What to work on = Wherever an image appears in the data, omit it and copy all the remaining text word for word.

--- Supplied entries ---

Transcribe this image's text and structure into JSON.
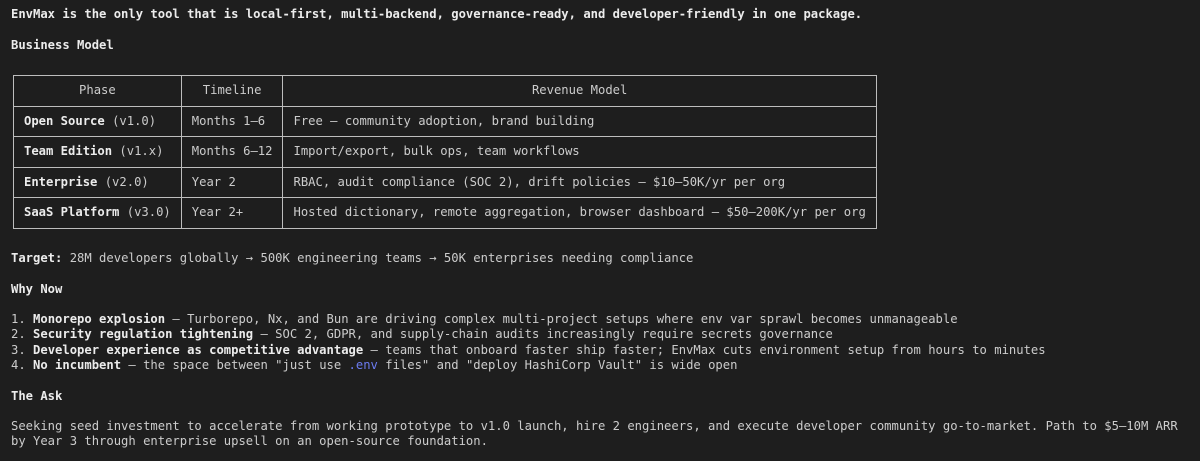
{
  "intro": "EnvMax is the only tool that is local-first, multi-backend, governance-ready, and developer-friendly in one package.",
  "business_model": {
    "heading": "Business Model",
    "columns": [
      "Phase",
      "Timeline",
      "Revenue Model"
    ],
    "rows": [
      {
        "phase": "Open Source",
        "version": "(v1.0)",
        "timeline": "Months 1–6",
        "revenue": "Free — community adoption, brand building"
      },
      {
        "phase": "Team Edition",
        "version": "(v1.x)",
        "timeline": "Months 6–12",
        "revenue": "Import/export, bulk ops, team workflows"
      },
      {
        "phase": "Enterprise",
        "version": "(v2.0)",
        "timeline": "Year 2",
        "revenue": "RBAC, audit compliance (SOC 2), drift policies — $10–50K/yr per org"
      },
      {
        "phase": "SaaS Platform",
        "version": "(v3.0)",
        "timeline": "Year 2+",
        "revenue": "Hosted dictionary, remote aggregation, browser dashboard — $50–200K/yr per org"
      }
    ]
  },
  "target": {
    "label": "Target:",
    "text": " 28M developers globally → 500K engineering teams → 50K enterprises needing compliance"
  },
  "why_now": {
    "heading": "Why Now",
    "items": [
      {
        "num": "1. ",
        "title": "Monorepo explosion",
        "text": " — Turborepo, Nx, and Bun are driving complex multi-project setups where env var sprawl becomes unmanageable"
      },
      {
        "num": "2. ",
        "title": "Security regulation tightening",
        "text": " — SOC 2, GDPR, and supply-chain audits increasingly require secrets governance"
      },
      {
        "num": "3. ",
        "title": "Developer experience as competitive advantage",
        "text": " — teams that onboard faster ship faster; EnvMax cuts environment setup from hours to minutes"
      },
      {
        "num": "4. ",
        "title": "No incumbent",
        "text_before": " — the space between \"just use ",
        "code": ".env",
        "text_after": " files\" and \"deploy HashiCorp Vault\" is wide open"
      }
    ]
  },
  "ask": {
    "heading": "The Ask",
    "text": "Seeking seed investment to accelerate from working prototype to v1.0 launch, hire 2 engineers, and execute developer community go-to-market. Path to $5–10M ARR by Year 3 through enterprise upsell on an open-source foundation."
  }
}
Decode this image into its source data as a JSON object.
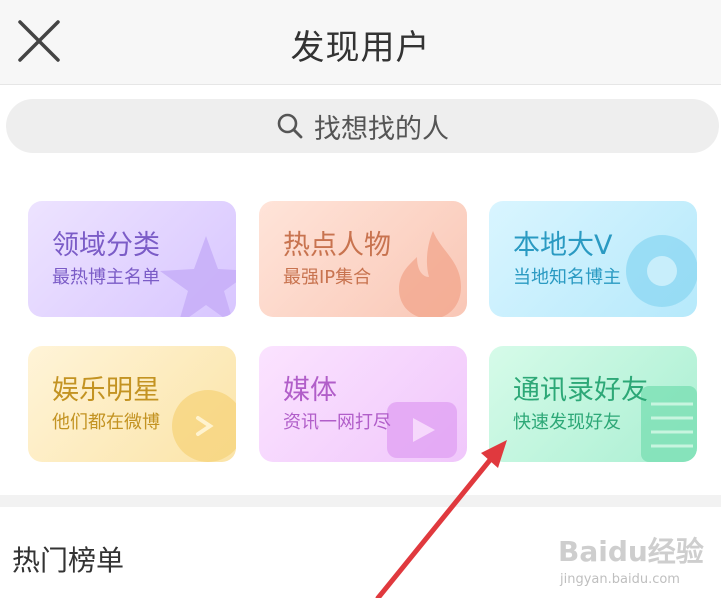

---

Written answer =
Transcribe this image's text and structure into JSON.
{
  "intro": "EnvMax is the only tool that is local-first, multi-backend, governance-ready, and developer-friendly in one package.",
  "business_model": {
    "heading": "Business Model",
    "columns": [
      "Phase",
      "Timeline",
      "Revenue Model"
    ],
    "rows": [
      {
        "phase": "Open Source",
        "version": "(v1.0)",
        "timeline": "Months 1–6",
        "revenue": "Free — community adoption, brand building"
      },
      {
        "phase": "Team Edition",
        "version": "(v1.x)",
        "timeline": "Months 6–12",
        "revenue": "Import/export, bulk ops, team workflows"
      },
      {
        "phase": "Enterprise",
        "version": "(v2.0)",
        "timeline": "Year 2",
        "revenue": "RBAC, audit compliance (SOC 2), drift policies — $10–50K/yr per org"
      },
      {
        "phase": "SaaS Platform",
        "version": "(v3.0)",
        "timeline": "Year 2+",
        "revenue": "Hosted dictionary, remote aggregation, browser dashboard — $50–200K/yr per org"
      }
    ]
  },
  "target": {
    "label": "Target:",
    "text": " 28M developers globally → 500K engineering teams → 50K enterprises needing compliance"
  },
  "why_now": {
    "heading": "Why Now",
    "items": [
      {
        "num": "1. ",
        "title": "Monorepo explosion",
        "text": " — Turborepo, Nx, and Bun are driving complex multi-project setups where env var sprawl becomes unmanageable"
      },
      {
        "num": "2. ",
        "title": "Security regulation tightening",
        "text": " — SOC 2, GDPR, and supply-chain audits increasingly require secrets governance"
      },
      {
        "num": "3. ",
        "title": "Developer experience as competitive advantage",
        "text": " — teams that onboard faster ship faster; EnvMax cuts environment setup from hours to minutes"
      },
      {
        "num": "4. ",
        "title": "No incumbent",
        "text_before": " — the space between \"just use ",
        "code": ".env",
        "text_after": " files\" and \"deploy HashiCorp Vault\" is wide open"
      }
    ]
  },
  "ask": {
    "heading": "The Ask",
    "text": "Seeking seed investment to accelerate from working prototype to v1.0 launch, hire 2 engineers, and execute developer community go-to-market. Path to $5–10M ARR by Year 3 through enterprise upsell on an open-source foundation."
  }
}
Decode this image into its source data as a JSON object.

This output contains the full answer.